For this task, copy the data that follows exactly, keeping every character.

◇ ◇ ◇

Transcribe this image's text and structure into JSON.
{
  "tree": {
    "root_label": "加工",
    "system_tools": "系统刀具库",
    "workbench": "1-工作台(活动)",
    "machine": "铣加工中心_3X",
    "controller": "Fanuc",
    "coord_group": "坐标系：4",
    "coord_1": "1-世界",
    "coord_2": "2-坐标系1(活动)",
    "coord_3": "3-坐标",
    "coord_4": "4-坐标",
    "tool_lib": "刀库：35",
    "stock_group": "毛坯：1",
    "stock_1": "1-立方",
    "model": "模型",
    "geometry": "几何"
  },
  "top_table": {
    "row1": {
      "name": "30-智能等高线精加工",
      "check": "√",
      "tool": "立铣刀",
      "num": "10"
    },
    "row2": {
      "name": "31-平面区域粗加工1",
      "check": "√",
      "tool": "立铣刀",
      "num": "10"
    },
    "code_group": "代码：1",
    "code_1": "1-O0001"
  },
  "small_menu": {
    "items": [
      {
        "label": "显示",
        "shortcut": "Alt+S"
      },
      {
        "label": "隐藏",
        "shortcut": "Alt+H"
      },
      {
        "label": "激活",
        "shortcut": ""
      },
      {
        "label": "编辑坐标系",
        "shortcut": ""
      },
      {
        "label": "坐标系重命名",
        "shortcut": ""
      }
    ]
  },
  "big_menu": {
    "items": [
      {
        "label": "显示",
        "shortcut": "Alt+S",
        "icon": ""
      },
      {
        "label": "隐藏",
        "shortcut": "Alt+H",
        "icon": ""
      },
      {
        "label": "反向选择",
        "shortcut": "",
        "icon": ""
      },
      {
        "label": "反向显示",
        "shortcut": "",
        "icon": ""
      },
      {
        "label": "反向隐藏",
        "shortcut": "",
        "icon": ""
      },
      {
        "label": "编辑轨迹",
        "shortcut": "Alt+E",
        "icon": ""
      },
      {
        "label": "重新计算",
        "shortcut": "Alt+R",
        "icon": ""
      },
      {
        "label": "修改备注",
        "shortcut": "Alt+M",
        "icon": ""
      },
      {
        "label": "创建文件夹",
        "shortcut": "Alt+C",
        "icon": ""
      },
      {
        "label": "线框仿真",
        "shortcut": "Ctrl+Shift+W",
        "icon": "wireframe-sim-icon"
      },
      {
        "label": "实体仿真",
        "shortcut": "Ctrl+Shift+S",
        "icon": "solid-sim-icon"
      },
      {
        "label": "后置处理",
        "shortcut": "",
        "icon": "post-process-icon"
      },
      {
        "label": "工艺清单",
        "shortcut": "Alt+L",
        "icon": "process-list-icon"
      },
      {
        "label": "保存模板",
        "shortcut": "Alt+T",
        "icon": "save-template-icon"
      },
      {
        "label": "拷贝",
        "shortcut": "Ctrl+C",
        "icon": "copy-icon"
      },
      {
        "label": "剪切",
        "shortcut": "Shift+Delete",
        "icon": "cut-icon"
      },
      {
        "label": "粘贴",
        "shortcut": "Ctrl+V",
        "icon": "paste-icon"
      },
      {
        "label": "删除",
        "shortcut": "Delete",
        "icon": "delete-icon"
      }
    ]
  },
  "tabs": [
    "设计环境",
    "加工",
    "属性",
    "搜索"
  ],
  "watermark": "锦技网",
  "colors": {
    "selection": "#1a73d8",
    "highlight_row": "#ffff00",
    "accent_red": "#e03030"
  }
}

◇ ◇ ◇

EXPECTED ANSWER:
Transcribe this image's text and structure into JSON.
{
  "tree": {
    "root_label": "加工",
    "system_tools": "系统刀具库",
    "workbench": "1-工作台(活动)",
    "machine": "铣加工中心_3X",
    "controller": "Fanuc",
    "coord_group": "坐标系：4",
    "coord_1": "1-世界",
    "coord_2": "2-坐标系1(活动)",
    "coord_3": "3-坐标",
    "coord_4": "4-坐标",
    "tool_lib": "刀库：35",
    "stock_group": "毛坯：1",
    "stock_1": "1-立方",
    "model": "模型",
    "geometry": "几何"
  },
  "top_table": {
    "row1": {
      "name": "30-智能等高线精加工",
      "check": "√",
      "tool": "立铣刀",
      "num": "10"
    },
    "row2": {
      "name": "31-平面区域粗加工1",
      "check": "√",
      "tool": "立铣刀",
      "num": "10"
    },
    "code_group": "代码：1",
    "code_1": "1-O0001"
  },
  "small_menu": {
    "items": [
      {
        "label": "显示",
        "shortcut": "Alt+S"
      },
      {
        "label": "隐藏",
        "shortcut": "Alt+H"
      },
      {
        "label": "激活",
        "shortcut": ""
      },
      {
        "label": "编辑坐标系",
        "shortcut": ""
      },
      {
        "label": "坐标系重命名",
        "shortcut": ""
      }
    ]
  },
  "big_menu": {
    "items": [
      {
        "label": "显示",
        "shortcut": "Alt+S",
        "icon": ""
      },
      {
        "label": "隐藏",
        "shortcut": "Alt+H",
        "icon": ""
      },
      {
        "label": "反向选择",
        "shortcut": "",
        "icon": ""
      },
      {
        "label": "反向显示",
        "shortcut": "",
        "icon": ""
      },
      {
        "label": "反向隐藏",
        "shortcut": "",
        "icon": ""
      },
      {
        "label": "编辑轨迹",
        "shortcut": "Alt+E",
        "icon": ""
      },
      {
        "label": "重新计算",
        "shortcut": "Alt+R",
        "icon": ""
      },
      {
        "label": "修改备注",
        "shortcut": "Alt+M",
        "icon": ""
      },
      {
        "label": "创建文件夹",
        "shortcut": "Alt+C",
        "icon": ""
      },
      {
        "label": "线框仿真",
        "shortcut": "Ctrl+Shift+W",
        "icon": "wireframe-sim-icon"
      },
      {
        "label": "实体仿真",
        "shortcut": "Ctrl+Shift+S",
        "icon": "solid-sim-icon"
      },
      {
        "label": "后置处理",
        "shortcut": "",
        "icon": "post-process-icon"
      },
      {
        "label": "工艺清单",
        "shortcut": "Alt+L",
        "icon": "process-list-icon"
      },
      {
        "label": "保存模板",
        "shortcut": "Alt+T",
        "icon": "save-template-icon"
      },
      {
        "label": "拷贝",
        "shortcut": "Ctrl+C",
        "icon": "copy-icon"
      },
      {
        "label": "剪切",
        "shortcut": "Shift+Delete",
        "icon": "cut-icon"
      },
      {
        "label": "粘贴",
        "shortcut": "Ctrl+V",
        "icon": "paste-icon"
      },
      {
        "label": "删除",
        "shortcut": "Delete",
        "icon": "delete-icon"
      }
    ]
  },
  "tabs": [
    "设计环境",
    "加工",
    "属性",
    "搜索"
  ],
  "watermark": "锦技网",
  "colors": {
    "selection": "#1a73d8",
    "highlight_row": "#ffff00",
    "accent_red": "#e03030"
  }
}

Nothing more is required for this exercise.